To jump directly to sub-headings in this section of the guide, use the mini-menu below:

Section header >>

Market testing >>
Contract length and size >>
Contract incentives >>
Contract management >>
Materials markets >>

Managing Commercial Waste

In recent years the management of commercial waste at household waste and recycling centres (HWRCs) has revolved around methods to prevent it from entering sites. More recently in response to the needs of their business communities and encouragement from governments to accept waste from small businesses, councils are considering how they can accept commercial waste at HWRCs. Improving services for their local business communities can bring opportunities for councils to generate revenue and help protect the provision of services to residents. This section looks at how commercial waste inputs can be managed at HWRCs. WRAP’s Commercial and Industrial Waste and Recycling Bring Centre Guide provides more detailed guidance.

To jump directly to sub-headings in this section of the guide, use the mini-menu below:

Section header >>

Why control commercial-waste input? >>
Recommendations from the review of waste policy, England >>
Accepting commercial waste >>
Managing illegal deposit of commercial-waste >>

Working with others

There are many benefits of partnership working, although challenges can arise as well. This section considers the issues faced when working with other local authorities, either in two-tier settings or with neighbouring authorities, as well as with third-sector and privatesector contractors.

To jump directly to sub-headings in this section of the guide, use the mini-menu below:

Section header >>

Partnering with neighbouring authorities >>
Cross-border use >>
Working in a two-tier system to maximise recycling >>
Third-sector involvement >>
Working with contractors >>

Cost-effective network management

While other sections of this guide look at how to manage individual sites effectively, this section focuses on the household waste and recycling centre (HWRC) network, with advice on how to develop a service throughout an area that is fit for purpose, meets statutory requirements and delivers budget savings. Inevitably, there is some overlap with issues covered elsewhere, such as site opening times, their effect on staff costs, and the consequent impact on the resource requirements of the network.

Regardless of budget considerations, it is likely that some HWRCs may need to close at some stage, because they are outdated and no longer fit for purpose, or their planning permission and permit have expired. In these cases the same rationalisation process will need to be undertaken.

To jump directly to sub-headings in this section of the guide, use the mini-menu below:

Section header >>

Taking public opinion into account >>
Issues to consider when rationalising services >>
Opening hours >>
Costs and benefits of redevelopment >>
Alternatives to HWRCs >>
Operational considerations when rationalising services >>

Future developments

Householders now recycle more and have a greater understanding of the benefits of recycling. Household waste and recycling centres (HWRCs) are recognised as a location where more recycling is taking place and they have changed significantly over the years. HWRCs are likely to continue to be an important part of waste management, accepting significant tonnages of waste and achieving high recycling rates. They are becoming increasingly sophisticated and complex, to meet both regulatory requirements and customer expectations. This section looks at how HWRCs may evolve in future.
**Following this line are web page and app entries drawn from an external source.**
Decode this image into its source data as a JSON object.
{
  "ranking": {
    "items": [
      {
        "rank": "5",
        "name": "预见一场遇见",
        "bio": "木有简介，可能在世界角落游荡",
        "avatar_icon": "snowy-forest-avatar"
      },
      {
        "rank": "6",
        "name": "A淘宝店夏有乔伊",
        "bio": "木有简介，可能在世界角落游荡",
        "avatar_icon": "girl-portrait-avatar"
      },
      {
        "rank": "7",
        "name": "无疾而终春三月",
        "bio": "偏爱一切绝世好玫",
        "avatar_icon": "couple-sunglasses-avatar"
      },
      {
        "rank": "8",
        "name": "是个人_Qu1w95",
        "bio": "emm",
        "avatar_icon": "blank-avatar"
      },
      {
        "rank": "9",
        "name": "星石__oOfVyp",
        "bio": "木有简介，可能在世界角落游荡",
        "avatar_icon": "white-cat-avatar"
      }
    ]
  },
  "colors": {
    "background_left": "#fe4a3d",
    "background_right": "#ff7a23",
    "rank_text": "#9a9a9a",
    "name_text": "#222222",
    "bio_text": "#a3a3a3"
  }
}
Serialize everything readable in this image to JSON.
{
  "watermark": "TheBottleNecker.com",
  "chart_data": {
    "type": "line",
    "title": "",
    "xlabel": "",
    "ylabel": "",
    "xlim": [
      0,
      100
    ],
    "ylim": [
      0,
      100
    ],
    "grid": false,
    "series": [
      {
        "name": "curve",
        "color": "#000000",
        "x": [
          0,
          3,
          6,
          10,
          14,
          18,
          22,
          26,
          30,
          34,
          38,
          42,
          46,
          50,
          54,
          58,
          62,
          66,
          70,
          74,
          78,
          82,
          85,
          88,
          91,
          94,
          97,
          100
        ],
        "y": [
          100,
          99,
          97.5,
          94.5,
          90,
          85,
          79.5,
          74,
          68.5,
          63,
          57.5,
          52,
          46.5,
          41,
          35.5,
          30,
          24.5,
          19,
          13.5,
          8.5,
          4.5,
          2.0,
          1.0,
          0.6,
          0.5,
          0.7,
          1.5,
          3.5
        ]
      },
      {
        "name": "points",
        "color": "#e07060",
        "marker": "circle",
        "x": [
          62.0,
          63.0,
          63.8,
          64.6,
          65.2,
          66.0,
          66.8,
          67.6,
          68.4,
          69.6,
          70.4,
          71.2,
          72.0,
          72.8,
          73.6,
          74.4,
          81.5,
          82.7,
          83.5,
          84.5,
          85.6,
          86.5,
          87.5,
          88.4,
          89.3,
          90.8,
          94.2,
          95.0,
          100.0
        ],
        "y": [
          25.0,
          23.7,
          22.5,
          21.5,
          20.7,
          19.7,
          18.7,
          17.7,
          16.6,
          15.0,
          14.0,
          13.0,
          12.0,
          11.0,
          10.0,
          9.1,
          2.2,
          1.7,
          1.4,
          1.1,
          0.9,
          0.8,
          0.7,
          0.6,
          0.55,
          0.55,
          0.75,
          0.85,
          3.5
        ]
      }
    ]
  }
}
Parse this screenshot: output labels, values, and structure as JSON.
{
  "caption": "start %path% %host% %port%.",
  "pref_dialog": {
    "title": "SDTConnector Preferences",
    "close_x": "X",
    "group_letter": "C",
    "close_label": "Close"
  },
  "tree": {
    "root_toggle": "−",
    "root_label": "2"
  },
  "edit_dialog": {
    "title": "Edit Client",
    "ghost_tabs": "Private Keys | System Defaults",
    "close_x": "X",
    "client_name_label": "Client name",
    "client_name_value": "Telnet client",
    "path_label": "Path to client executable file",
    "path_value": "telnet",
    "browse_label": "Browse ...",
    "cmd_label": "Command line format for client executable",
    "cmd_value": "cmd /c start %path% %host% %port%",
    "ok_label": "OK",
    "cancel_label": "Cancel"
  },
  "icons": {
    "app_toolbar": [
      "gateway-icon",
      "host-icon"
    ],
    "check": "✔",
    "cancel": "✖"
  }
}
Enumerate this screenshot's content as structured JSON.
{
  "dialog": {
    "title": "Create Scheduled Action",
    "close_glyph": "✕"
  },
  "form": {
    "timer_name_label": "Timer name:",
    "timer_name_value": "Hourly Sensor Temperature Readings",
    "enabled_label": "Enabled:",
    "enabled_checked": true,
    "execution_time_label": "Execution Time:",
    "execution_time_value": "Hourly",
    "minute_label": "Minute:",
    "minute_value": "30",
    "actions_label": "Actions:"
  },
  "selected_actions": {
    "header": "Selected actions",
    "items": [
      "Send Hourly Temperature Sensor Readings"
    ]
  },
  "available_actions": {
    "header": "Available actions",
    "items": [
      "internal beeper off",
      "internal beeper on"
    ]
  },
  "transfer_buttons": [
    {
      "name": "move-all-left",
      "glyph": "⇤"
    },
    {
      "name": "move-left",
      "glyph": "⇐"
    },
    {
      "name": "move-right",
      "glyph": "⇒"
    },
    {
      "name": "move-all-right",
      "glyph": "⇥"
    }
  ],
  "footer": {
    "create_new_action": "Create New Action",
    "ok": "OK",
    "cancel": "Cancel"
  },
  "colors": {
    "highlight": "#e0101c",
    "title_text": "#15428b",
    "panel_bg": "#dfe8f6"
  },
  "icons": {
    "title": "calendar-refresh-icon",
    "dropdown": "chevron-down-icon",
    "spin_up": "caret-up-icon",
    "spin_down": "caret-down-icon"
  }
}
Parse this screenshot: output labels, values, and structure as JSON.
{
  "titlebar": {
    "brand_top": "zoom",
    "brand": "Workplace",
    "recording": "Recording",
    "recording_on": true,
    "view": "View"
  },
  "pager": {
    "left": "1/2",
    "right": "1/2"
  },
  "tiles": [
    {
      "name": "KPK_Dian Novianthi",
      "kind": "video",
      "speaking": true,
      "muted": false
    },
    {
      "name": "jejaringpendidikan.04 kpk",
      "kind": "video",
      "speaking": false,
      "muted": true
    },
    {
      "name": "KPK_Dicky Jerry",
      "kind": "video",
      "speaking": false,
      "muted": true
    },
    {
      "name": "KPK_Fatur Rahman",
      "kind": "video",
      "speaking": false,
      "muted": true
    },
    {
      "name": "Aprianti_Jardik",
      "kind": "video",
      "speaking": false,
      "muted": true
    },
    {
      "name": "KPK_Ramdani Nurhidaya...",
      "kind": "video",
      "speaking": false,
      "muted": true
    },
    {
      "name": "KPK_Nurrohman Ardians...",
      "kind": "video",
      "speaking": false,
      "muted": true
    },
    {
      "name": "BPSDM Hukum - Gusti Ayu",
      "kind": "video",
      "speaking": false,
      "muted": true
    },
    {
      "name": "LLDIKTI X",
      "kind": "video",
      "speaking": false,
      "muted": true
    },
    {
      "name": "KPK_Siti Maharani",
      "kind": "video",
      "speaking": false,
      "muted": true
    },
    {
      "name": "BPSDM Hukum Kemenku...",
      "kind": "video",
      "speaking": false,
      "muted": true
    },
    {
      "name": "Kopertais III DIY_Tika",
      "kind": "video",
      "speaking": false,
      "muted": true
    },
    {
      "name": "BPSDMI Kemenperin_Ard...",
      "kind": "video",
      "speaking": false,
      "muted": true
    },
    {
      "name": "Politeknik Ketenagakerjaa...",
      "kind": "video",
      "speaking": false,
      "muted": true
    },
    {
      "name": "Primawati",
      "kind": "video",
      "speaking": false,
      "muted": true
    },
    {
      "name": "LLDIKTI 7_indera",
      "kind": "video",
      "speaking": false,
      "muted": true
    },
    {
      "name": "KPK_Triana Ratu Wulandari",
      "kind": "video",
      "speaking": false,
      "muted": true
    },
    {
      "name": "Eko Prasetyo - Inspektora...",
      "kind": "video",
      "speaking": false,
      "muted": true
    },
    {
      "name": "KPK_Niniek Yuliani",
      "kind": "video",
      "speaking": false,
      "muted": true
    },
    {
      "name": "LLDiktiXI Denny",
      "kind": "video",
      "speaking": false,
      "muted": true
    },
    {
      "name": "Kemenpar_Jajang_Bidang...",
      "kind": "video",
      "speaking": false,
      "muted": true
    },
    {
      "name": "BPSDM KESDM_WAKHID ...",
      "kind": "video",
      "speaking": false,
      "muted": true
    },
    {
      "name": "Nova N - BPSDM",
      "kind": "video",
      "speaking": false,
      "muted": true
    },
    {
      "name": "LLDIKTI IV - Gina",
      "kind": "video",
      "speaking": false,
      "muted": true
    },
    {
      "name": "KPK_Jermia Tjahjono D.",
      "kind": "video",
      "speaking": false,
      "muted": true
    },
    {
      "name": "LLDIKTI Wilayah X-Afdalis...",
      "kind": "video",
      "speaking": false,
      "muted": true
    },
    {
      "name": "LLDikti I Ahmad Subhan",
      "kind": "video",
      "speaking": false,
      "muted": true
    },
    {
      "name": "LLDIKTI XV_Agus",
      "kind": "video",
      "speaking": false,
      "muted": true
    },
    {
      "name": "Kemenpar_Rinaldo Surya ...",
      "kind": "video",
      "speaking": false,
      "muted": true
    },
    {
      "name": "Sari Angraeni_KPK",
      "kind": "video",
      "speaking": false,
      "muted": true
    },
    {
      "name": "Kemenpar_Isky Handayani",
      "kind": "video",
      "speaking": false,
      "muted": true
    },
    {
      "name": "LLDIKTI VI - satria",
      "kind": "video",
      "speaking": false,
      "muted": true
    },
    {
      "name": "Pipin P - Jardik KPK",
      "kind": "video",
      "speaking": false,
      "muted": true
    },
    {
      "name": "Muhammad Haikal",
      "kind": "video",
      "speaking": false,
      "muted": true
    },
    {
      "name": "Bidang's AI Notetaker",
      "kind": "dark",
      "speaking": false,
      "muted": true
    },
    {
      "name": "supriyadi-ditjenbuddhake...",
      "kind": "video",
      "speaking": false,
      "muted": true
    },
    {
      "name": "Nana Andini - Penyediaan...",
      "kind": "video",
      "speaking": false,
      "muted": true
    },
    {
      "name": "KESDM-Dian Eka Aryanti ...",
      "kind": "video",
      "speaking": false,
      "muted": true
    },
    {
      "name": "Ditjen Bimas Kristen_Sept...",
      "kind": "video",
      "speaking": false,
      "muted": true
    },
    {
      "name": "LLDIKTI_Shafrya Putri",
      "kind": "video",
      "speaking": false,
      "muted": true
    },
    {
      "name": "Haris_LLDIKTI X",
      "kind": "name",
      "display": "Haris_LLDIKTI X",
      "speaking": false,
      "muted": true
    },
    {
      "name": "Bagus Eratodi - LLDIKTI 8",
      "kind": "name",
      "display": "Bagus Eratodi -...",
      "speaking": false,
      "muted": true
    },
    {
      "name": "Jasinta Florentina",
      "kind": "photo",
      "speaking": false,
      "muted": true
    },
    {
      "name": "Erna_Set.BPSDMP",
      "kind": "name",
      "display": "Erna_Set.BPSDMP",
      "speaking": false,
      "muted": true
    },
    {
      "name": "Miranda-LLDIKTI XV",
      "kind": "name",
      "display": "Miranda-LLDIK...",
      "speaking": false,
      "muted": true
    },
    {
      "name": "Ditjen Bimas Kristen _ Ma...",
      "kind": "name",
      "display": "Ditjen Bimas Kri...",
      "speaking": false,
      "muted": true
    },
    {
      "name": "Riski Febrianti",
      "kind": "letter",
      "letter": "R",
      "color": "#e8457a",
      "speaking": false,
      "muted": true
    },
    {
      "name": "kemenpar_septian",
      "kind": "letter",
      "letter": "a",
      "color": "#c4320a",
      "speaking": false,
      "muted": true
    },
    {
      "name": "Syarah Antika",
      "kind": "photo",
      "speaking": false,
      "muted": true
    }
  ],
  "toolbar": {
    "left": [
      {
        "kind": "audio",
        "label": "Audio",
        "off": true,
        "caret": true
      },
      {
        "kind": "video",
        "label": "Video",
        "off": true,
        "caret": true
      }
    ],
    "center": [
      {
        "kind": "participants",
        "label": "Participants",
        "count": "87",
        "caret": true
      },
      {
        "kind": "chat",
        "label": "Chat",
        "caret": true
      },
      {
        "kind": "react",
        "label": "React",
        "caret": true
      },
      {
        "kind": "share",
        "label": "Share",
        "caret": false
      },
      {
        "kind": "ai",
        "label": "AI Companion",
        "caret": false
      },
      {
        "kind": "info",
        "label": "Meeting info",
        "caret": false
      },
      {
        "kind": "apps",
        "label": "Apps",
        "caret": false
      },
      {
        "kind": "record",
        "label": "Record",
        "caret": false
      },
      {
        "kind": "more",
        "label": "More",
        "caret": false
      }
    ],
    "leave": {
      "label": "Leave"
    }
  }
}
To jump directly to sub-headings in this section of the guide, use the mini-menu below:

Section header >>

Covered sites >>
Making recycling an enjoyable experience >>
Acceptance of other wastes >>
Innovative construction >>
Householder reward schemes >>
Resource-recovery hubs and workshops >>
Diversification of activities >>

Where next?

Want to know more about Household Waste Recycling Centres in Collections and Sorting? Take a look at our reports, guides, tools and case studies for further information:

Reports >>
Guides >>
Tools >>
Case studies >>